by Dr. Bill Rawls
Last Updated 10/31/16
Here we go again with the naming game. The Institute of Medicine (IOM) has changed the official name of Chronic Fatigue Syndrome (CFS) to Systematic Exertion Intolerance Disease (SEID).
Add that to the long list of other names including Gulf War Illness, adrenal fatigue, chronic fatigue and Chronic Immune Dysfunction (ChronicID), mixed connective tissue disorder and, not to be left out, myalgic encephalomyelitis (ME). In addition to changing the name, they have also set new criteria for what defines the condition.
The purpose for the new classification is preparation for International Disease Classification, edition 10 (ICD-10).
ICD-10 is the newest edition of the disease coding system used by healthcare providers as required by Medicare and health insurance companies.
The new system is designed to ensure quality of practice by requiring very specific coding of both diagnoses and care provided. ICD-10 will go into effect in Fall of 2015.
For those sitting in the ivory tower, it may seem like a stupendous idea; but for healthcare practitioners it means a sea of red tape and less likelihood of getting paid for work provided. For patients, it translates into decreased access to quality care and less choice in treatment options.
Patients with conditions like SEID (or whatever you’d like to call it) will find themselves sidelined more than ever before. In other words, if you have one of these conditions and truly want to get well, you are going to have to go outside the healthcare system to get help.
As a physician who suffered from this condition, I understand the nature of the problem very deeply.
I was exposed to a variety of diagnoses including chronic fatigue syndrome, “soldier’s heart” by one doctor, fibromyalgia, and finally tested positive for Lyme disease. But even after all of those diagnosis, I was still not offered any real solutions for restoring my health.
The biggest problem with establishing absolute diagnostic criteria for this type of condition is that people who are sick, but do not fit the criteria, get left out in the cold.
In addition, the criteria are defined by symptoms, not by underlying causes. When potential underlying causes are explored, the margins between chronic fatigue syndrome and other similar conditions like fibromyalgia and even Lyme disease starts to blur.
It wasn’t until I put the concept of diagnosis aside and started focusing on restoring the healing capacity of my body that I actually started getting well. Since restoring my own health, I have helped hundreds of patients do the same.
Unfortunately, this approach does not fit into the coding system. The new treatment protocols allow only for treatment of symptoms with drugs.

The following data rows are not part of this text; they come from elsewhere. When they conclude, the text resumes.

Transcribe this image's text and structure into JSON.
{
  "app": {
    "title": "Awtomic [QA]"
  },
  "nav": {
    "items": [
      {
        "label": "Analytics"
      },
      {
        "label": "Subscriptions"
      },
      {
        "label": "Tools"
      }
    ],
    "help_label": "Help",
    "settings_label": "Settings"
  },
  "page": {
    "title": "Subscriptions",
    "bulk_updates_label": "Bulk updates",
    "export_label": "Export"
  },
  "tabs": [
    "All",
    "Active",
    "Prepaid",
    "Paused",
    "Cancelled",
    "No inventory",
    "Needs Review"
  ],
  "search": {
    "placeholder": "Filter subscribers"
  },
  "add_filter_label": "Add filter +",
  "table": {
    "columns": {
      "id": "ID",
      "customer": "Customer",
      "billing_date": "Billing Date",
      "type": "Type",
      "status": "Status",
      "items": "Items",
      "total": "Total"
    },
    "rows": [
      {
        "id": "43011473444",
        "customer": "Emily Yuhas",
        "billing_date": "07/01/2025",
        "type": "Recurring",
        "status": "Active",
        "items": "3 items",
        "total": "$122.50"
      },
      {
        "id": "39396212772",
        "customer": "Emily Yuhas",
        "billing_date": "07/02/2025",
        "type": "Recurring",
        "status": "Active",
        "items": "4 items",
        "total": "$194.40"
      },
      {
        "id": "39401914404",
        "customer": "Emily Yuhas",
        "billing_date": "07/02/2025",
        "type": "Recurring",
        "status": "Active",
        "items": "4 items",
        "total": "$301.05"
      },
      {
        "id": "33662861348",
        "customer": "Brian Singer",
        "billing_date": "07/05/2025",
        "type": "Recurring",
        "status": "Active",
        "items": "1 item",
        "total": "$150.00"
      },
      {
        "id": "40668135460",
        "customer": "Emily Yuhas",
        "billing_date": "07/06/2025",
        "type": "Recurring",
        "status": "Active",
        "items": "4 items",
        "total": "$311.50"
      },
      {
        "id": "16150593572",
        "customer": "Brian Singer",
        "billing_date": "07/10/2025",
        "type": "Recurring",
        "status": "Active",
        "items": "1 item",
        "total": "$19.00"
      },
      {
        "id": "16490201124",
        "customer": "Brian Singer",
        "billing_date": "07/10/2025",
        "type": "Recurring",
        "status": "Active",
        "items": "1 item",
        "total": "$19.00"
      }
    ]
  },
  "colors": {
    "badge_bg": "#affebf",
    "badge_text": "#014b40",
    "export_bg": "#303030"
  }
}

Wellness is just not in the picture.
So, what’s the answer for patients with conditions like chronic fatigue and fibromyalgia?
In my opinion, the IOM (Institute of Medicine) is twenty years behind in understanding these conditions and offers little in the way of effective therapy. Much of this diagnosis-driven thinking is actually holding patients back from overcoming these conditions.
The Internet allows delivery of cost-efficient programs that can provide patients with a safe and effective solution for restoring their health. In my opinion, the only practical solution is working outside the healthcare system.
I’ve been working to create a cost-effective solution for chronic fatigue and fibromyalgia patients for more than five years. This month, I have launched a comprehensive online health restoration program that is designed to carry patients through the entire process of overcoming conditions like chronic fatigue syndrome, fibromyalgia, and Lyme disease.
Feedback from patients who have done my online pilot programs has been extremely positive and results have been great. I finally feel like I am reaching my mission as a physician – helping people to get well and truly restore their health!